ASSIGNMENT
An exact copy of all the entries is needed, with no images in it.

SUPPLIED MATERIAL
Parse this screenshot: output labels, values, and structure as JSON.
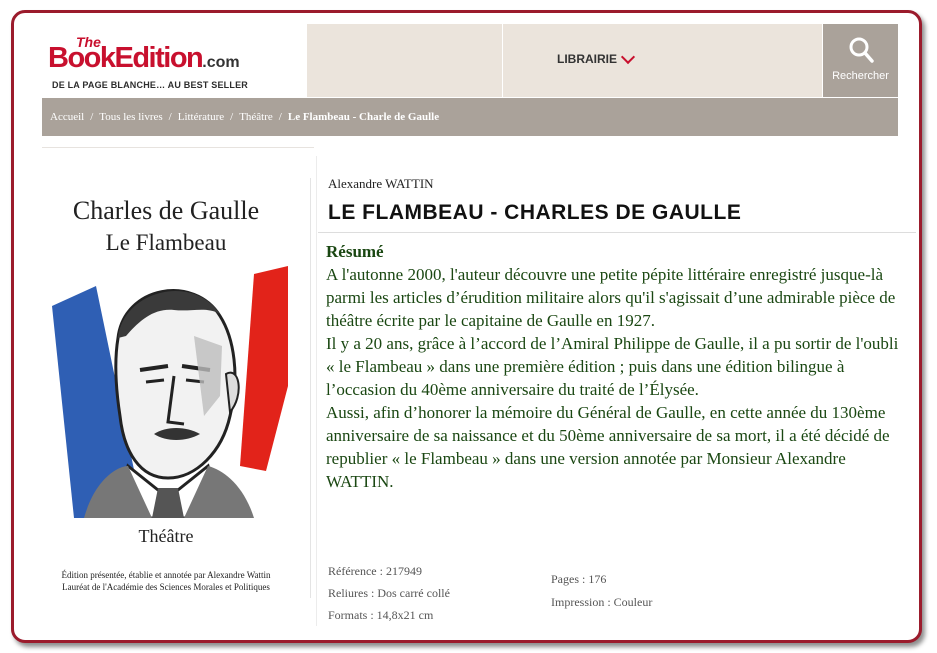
{
  "header": {
    "logo_the": "The",
    "logo_brand": "BookEdition",
    "logo_com": ".com",
    "logo_tagline": "DE LA PAGE BLANCHE… AU BEST SELLER",
    "nav_librairie": "LIBRAIRIE",
    "search_label": "Rechercher"
  },
  "breadcrumb": {
    "items": [
      "Accueil",
      "Tous les livres",
      "Littérature",
      "Théâtre"
    ],
    "current": "Le Flambeau - Charle de Gaulle"
  },
  "cover": {
    "title_line1": "Charles de Gaulle",
    "title_line2": "Le Flambeau",
    "genre": "Théâtre",
    "credit_line1": "Édition présentée, établie et annotée par Alexandre Wattin",
    "credit_line2": "Lauréat de l'Académie des Sciences Morales et Politiques"
  },
  "book": {
    "author": "Alexandre WATTIN",
    "title": "LE FLAMBEAU - CHARLES DE GAULLE",
    "resume_heading": "Résumé",
    "resume_paragraphs": [
      "A l'autonne 2000, l'auteur découvre une petite pépite littéraire enregistré jusque-là parmi les articles d’érudition militaire alors qu'il s'agissait d’une admirable pièce de théâtre écrite par le capitaine de Gaulle en 1927.",
      "Il y a 20 ans, grâce à l’accord de l’Amiral Philippe de Gaulle, il a pu sortir de l'oubli « le Flambeau » dans une première édition ; puis dans une édition bilingue à l’occasion du 40ème anniversaire du traité de l’Élysée.",
      "Aussi, afin d’honorer la mémoire du Général de Gaulle, en cette année du 130ème anniversaire de sa naissance et du 50ème anniversaire de sa mort, il a été décidé de republier « le Flambeau » dans une version annotée par Monsieur Alexandre WATTIN."
    ],
    "reference": "Référence : 217949",
    "reliures": "Reliures : Dos carré collé",
    "formats": "Formats : 14,8x21 cm",
    "pages": "Pages : 176",
    "impression": "Impression : Couleur"
  },
  "colors": {
    "brand_red": "#c8102e",
    "frame_border": "#9b1b2c",
    "resume_green": "#1a4712",
    "nav_bg": "#ebe4dc",
    "breadcrumb_bg": "#aaa29a",
    "flag_blue": "#2f5fb4",
    "flag_red": "#e2231a"
  },
  "icons": {
    "search": "search-icon",
    "dropdown": "chevron-down-icon"
  }
}
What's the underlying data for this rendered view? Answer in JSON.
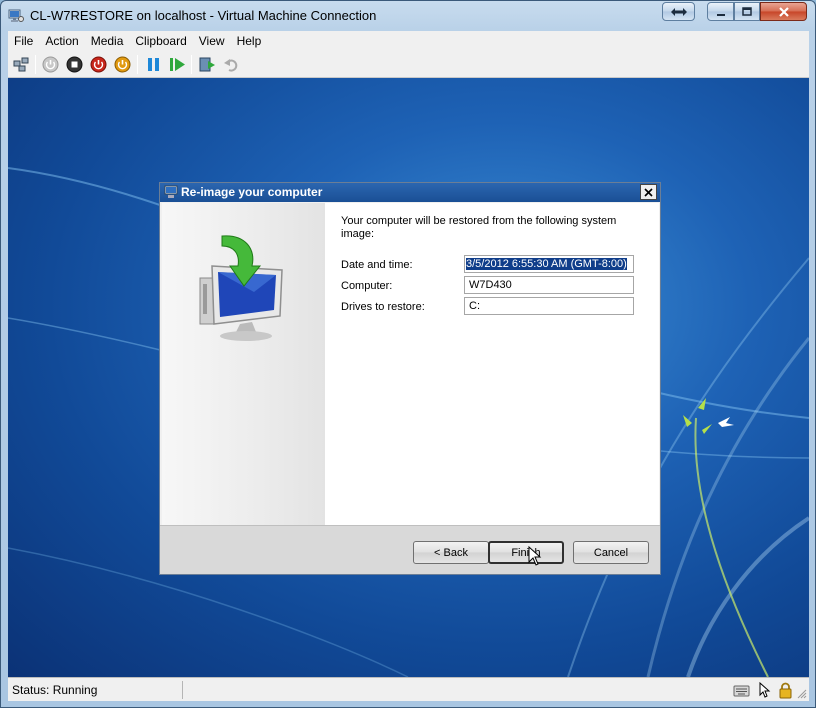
{
  "window": {
    "title": "CL-W7RESTORE on localhost - Virtual Machine Connection"
  },
  "menu": [
    "File",
    "Action",
    "Media",
    "Clipboard",
    "View",
    "Help"
  ],
  "toolbar": {
    "icons": [
      "ctrl-alt-del-icon",
      "start-icon",
      "turn-off-icon",
      "shut-down-icon",
      "save-state-icon",
      "pause-icon",
      "resume-icon",
      "snapshot-icon",
      "revert-icon"
    ]
  },
  "dialog": {
    "title": "Re-image your computer",
    "intro": "Your computer will be restored from the following system image:",
    "fields": [
      {
        "label": "Date and time:",
        "value": "3/5/2012 6:55:30 AM (GMT-8:00)"
      },
      {
        "label": "Computer:",
        "value": "W7D430"
      },
      {
        "label": "Drives to restore:",
        "value": "C:"
      }
    ],
    "buttons": {
      "back": "< Back",
      "finish": "Finish",
      "cancel": "Cancel"
    }
  },
  "status": {
    "text": "Status: Running"
  },
  "colors": {
    "dialog_title": "#1a4f95",
    "desktop": "#1e62b5",
    "selection": "#0f3d8a"
  }
}
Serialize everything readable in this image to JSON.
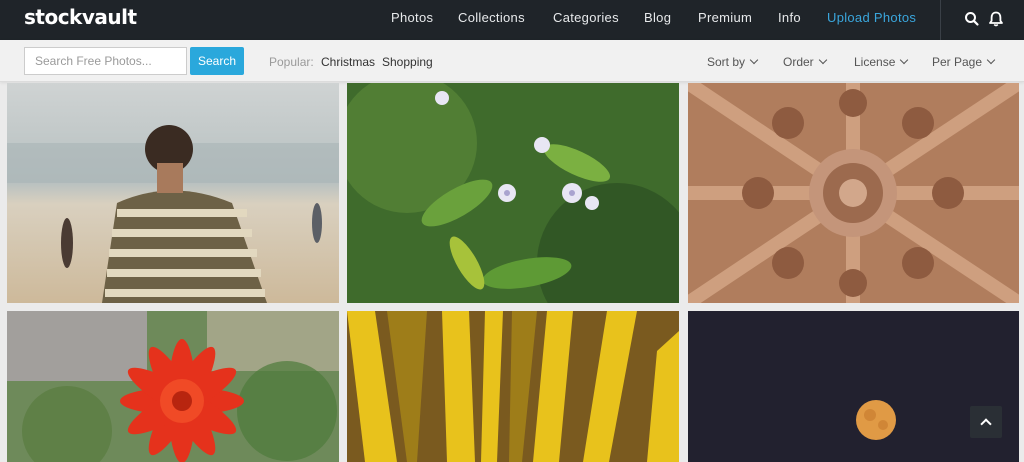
{
  "header": {
    "logo": "stockvault",
    "nav": [
      "Photos",
      "Collections",
      "Categories",
      "Blog",
      "Premium",
      "Info",
      "Upload Photos"
    ]
  },
  "search": {
    "placeholder": "Search Free Photos...",
    "button_label": "Search",
    "popular_label": "Popular:",
    "popular_tags": [
      "Christmas",
      "Shopping"
    ]
  },
  "filters": [
    "Sort by",
    "Order",
    "License",
    "Per Page"
  ],
  "photos": [
    {
      "subject": "man-on-beach"
    },
    {
      "subject": "white-flowers-green-leaves"
    },
    {
      "subject": "carved-stone-wheel"
    },
    {
      "subject": "red-gerbera-flower"
    },
    {
      "subject": "yellow-palm-leaves"
    },
    {
      "subject": "full-moon-night-sky"
    }
  ],
  "colors": {
    "topbar": "#1f2429",
    "accent": "#3aa6dc",
    "search_button": "#2aa8dc"
  }
}
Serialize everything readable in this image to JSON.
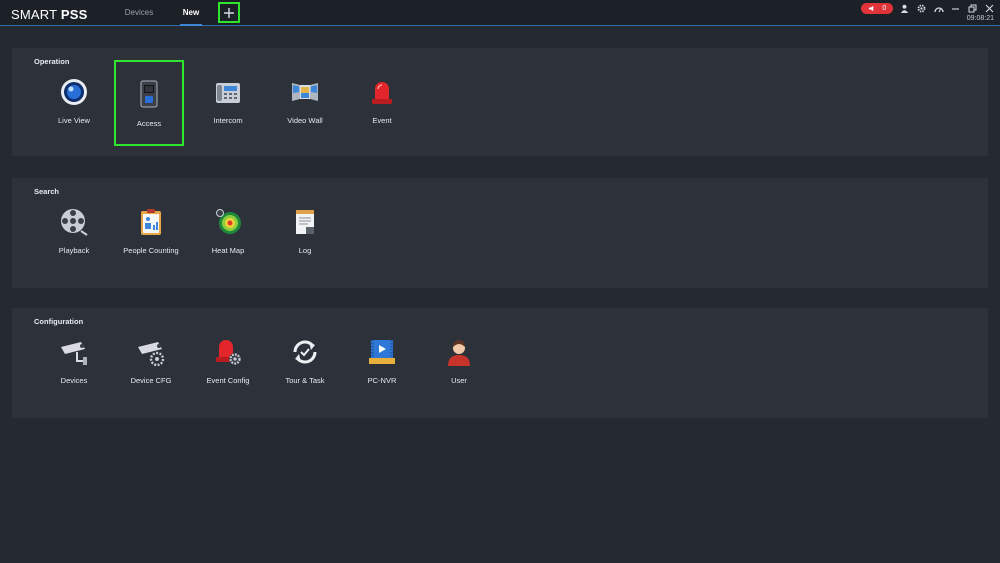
{
  "app": {
    "logo_light": "SMART ",
    "logo_bold": "PSS"
  },
  "tabs": [
    {
      "label": "Devices"
    },
    {
      "label": "New"
    }
  ],
  "tray": {
    "alarm_count": "0",
    "clock": "09:08:21"
  },
  "sections": [
    {
      "title": "Operation",
      "items": [
        {
          "label": "Live View",
          "icon": "live-view-icon"
        },
        {
          "label": "Access",
          "icon": "access-icon"
        },
        {
          "label": "Intercom",
          "icon": "intercom-icon"
        },
        {
          "label": "Video Wall",
          "icon": "video-wall-icon"
        },
        {
          "label": "Event",
          "icon": "event-icon"
        }
      ]
    },
    {
      "title": "Search",
      "items": [
        {
          "label": "Playback",
          "icon": "playback-icon"
        },
        {
          "label": "People Counting",
          "icon": "people-counting-icon"
        },
        {
          "label": "Heat Map",
          "icon": "heat-map-icon"
        },
        {
          "label": "Log",
          "icon": "log-icon"
        }
      ]
    },
    {
      "title": "Configuration",
      "items": [
        {
          "label": "Devices",
          "icon": "devices-icon"
        },
        {
          "label": "Device CFG",
          "icon": "device-cfg-icon"
        },
        {
          "label": "Event Config",
          "icon": "event-config-icon"
        },
        {
          "label": "Tour & Task",
          "icon": "tour-task-icon"
        },
        {
          "label": "PC-NVR",
          "icon": "pc-nvr-icon"
        },
        {
          "label": "User",
          "icon": "user-icon"
        }
      ]
    }
  ],
  "colors": {
    "background": "#252a32",
    "panel": "#2c313a",
    "accent": "#3d86d8",
    "highlight": "#2ee62e",
    "alarm": "#e0343a"
  }
}
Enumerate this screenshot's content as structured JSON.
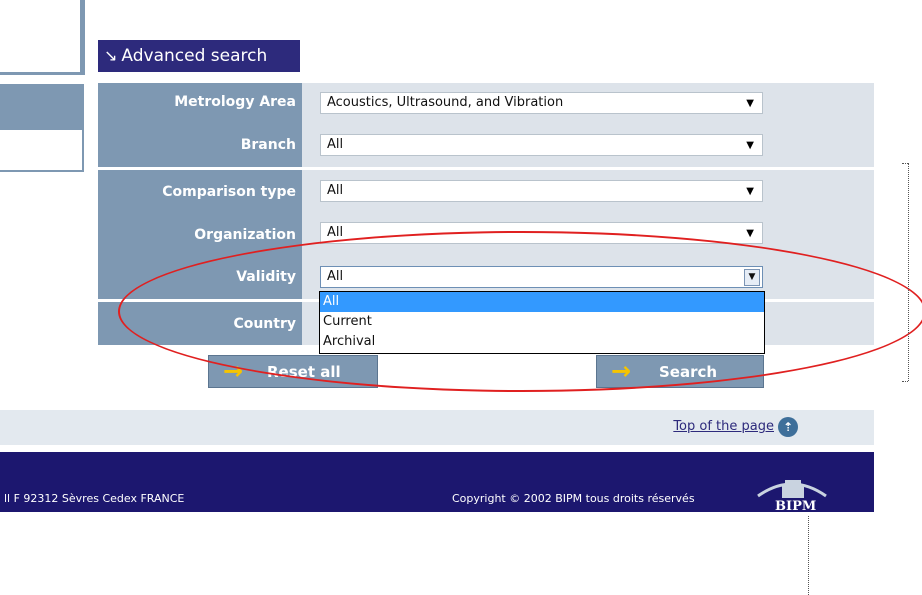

EXERCISE SOLUTION
Parse this screenshot: output labels, values, and structure as JSON.
{
  "header": {
    "logo_the": "The",
    "logo_brand": "BookEdition",
    "logo_com": ".com",
    "logo_tagline": "DE LA PAGE BLANCHE… AU BEST SELLER",
    "nav_librairie": "LIBRAIRIE",
    "search_label": "Rechercher"
  },
  "breadcrumb": {
    "items": [
      "Accueil",
      "Tous les livres",
      "Littérature",
      "Théâtre"
    ],
    "current": "Le Flambeau - Charle de Gaulle"
  },
  "cover": {
    "title_line1": "Charles de Gaulle",
    "title_line2": "Le Flambeau",
    "genre": "Théâtre",
    "credit_line1": "Édition présentée, établie et annotée par Alexandre Wattin",
    "credit_line2": "Lauréat de l'Académie des Sciences Morales et Politiques"
  },
  "book": {
    "author": "Alexandre WATTIN",
    "title": "LE FLAMBEAU - CHARLES DE GAULLE",
    "resume_heading": "Résumé",
    "resume_paragraphs": [
      "A l'autonne 2000, l'auteur découvre une petite pépite littéraire enregistré jusque-là parmi les articles d’érudition militaire alors qu'il s'agissait d’une admirable pièce de théâtre écrite par le capitaine de Gaulle en 1927.",
      "Il y a 20 ans, grâce à l’accord de l’Amiral Philippe de Gaulle, il a pu sortir de l'oubli « le Flambeau » dans une première édition ; puis dans une édition bilingue à l’occasion du 40ème anniversaire du traité de l’Élysée.",
      "Aussi, afin d’honorer la mémoire du Général de Gaulle, en cette année du 130ème anniversaire de sa naissance et du 50ème anniversaire de sa mort, il a été décidé de republier « le Flambeau » dans une version annotée par Monsieur Alexandre WATTIN."
    ],
    "reference": "Référence : 217949",
    "reliures": "Reliures : Dos carré collé",
    "formats": "Formats : 14,8x21 cm",
    "pages": "Pages : 176",
    "impression": "Impression : Couleur"
  },
  "colors": {
    "brand_red": "#c8102e",
    "frame_border": "#9b1b2c",
    "resume_green": "#1a4712",
    "nav_bg": "#ebe4dc",
    "breadcrumb_bg": "#aaa29a",
    "flag_blue": "#2f5fb4",
    "flag_red": "#e2231a"
  },
  "icons": {
    "search": "search-icon",
    "dropdown": "chevron-down-icon"
  }
}
What's the underlying data for this rendered view? Answer in JSON.
{
  "window": {
    "title": "CL-W7RESTORE on localhost - Virtual Machine Connection"
  },
  "menu": [
    "File",
    "Action",
    "Media",
    "Clipboard",
    "View",
    "Help"
  ],
  "toolbar": {
    "icons": [
      "ctrl-alt-del-icon",
      "start-icon",
      "turn-off-icon",
      "shut-down-icon",
      "save-state-icon",
      "pause-icon",
      "resume-icon",
      "snapshot-icon",
      "revert-icon"
    ]
  },
  "dialog": {
    "title": "Re-image your computer",
    "intro": "Your computer will be restored from the following system image:",
    "fields": [
      {
        "label": "Date and time:",
        "value": "3/5/2012 6:55:30 AM (GMT-8:00)"
      },
      {
        "label": "Computer:",
        "value": "W7D430"
      },
      {
        "label": "Drives to restore:",
        "value": "C:"
      }
    ],
    "buttons": {
      "back": "< Back",
      "finish": "Finish",
      "cancel": "Cancel"
    }
  },
  "status": {
    "text": "Status: Running"
  },
  "colors": {
    "dialog_title": "#1a4f95",
    "desktop": "#1e62b5",
    "selection": "#0f3d8a"
  }
}
Serialize everything readable in this image to JSON.
{
  "header": {
    "logo": "stockvault",
    "nav": [
      "Photos",
      "Collections",
      "Categories",
      "Blog",
      "Premium",
      "Info",
      "Upload Photos"
    ]
  },
  "search": {
    "placeholder": "Search Free Photos...",
    "button_label": "Search",
    "popular_label": "Popular:",
    "popular_tags": [
      "Christmas",
      "Shopping"
    ]
  },
  "filters": [
    "Sort by",
    "Order",
    "License",
    "Per Page"
  ],
  "photos": [
    {
      "subject": "man-on-beach"
    },
    {
      "subject": "white-flowers-green-leaves"
    },
    {
      "subject": "carved-stone-wheel"
    },
    {
      "subject": "red-gerbera-flower"
    },
    {
      "subject": "yellow-palm-leaves"
    },
    {
      "subject": "full-moon-night-sky"
    }
  ],
  "colors": {
    "topbar": "#1f2429",
    "accent": "#3aa6dc",
    "search_button": "#2aa8dc"
  }
}
Serialize everything readable in this image to JSON.
{
  "app": {
    "logo_light": "SMART ",
    "logo_bold": "PSS"
  },
  "tabs": [
    {
      "label": "Devices"
    },
    {
      "label": "New"
    }
  ],
  "tray": {
    "alarm_count": "0",
    "clock": "09:08:21"
  },
  "sections": [
    {
      "title": "Operation",
      "items": [
        {
          "label": "Live View",
          "icon": "live-view-icon"
        },
        {
          "label": "Access",
          "icon": "access-icon"
        },
        {
          "label": "Intercom",
          "icon": "intercom-icon"
        },
        {
          "label": "Video Wall",
          "icon": "video-wall-icon"
        },
        {
          "label": "Event",
          "icon": "event-icon"
        }
      ]
    },
    {
      "title": "Search",
      "items": [
        {
          "label": "Playback",
          "icon": "playback-icon"
        },
        {
          "label": "People Counting",
          "icon": "people-counting-icon"
        },
        {
          "label": "Heat Map",
          "icon": "heat-map-icon"
        },
        {
          "label": "Log",
          "icon": "log-icon"
        }
      ]
    },
    {
      "title": "Configuration",
      "items": [
        {
          "label": "Devices",
          "icon": "devices-icon"
        },
        {
          "label": "Device CFG",
          "icon": "device-cfg-icon"
        },
        {
          "label": "Event Config",
          "icon": "event-config-icon"
        },
        {
          "label": "Tour & Task",
          "icon": "tour-task-icon"
        },
        {
          "label": "PC-NVR",
          "icon": "pc-nvr-icon"
        },
        {
          "label": "User",
          "icon": "user-icon"
        }
      ]
    }
  ],
  "colors": {
    "background": "#252a32",
    "panel": "#2c313a",
    "accent": "#3d86d8",
    "highlight": "#2ee62e",
    "alarm": "#e0343a"
  }
}
Enumerate this screenshot's content as structured JSON.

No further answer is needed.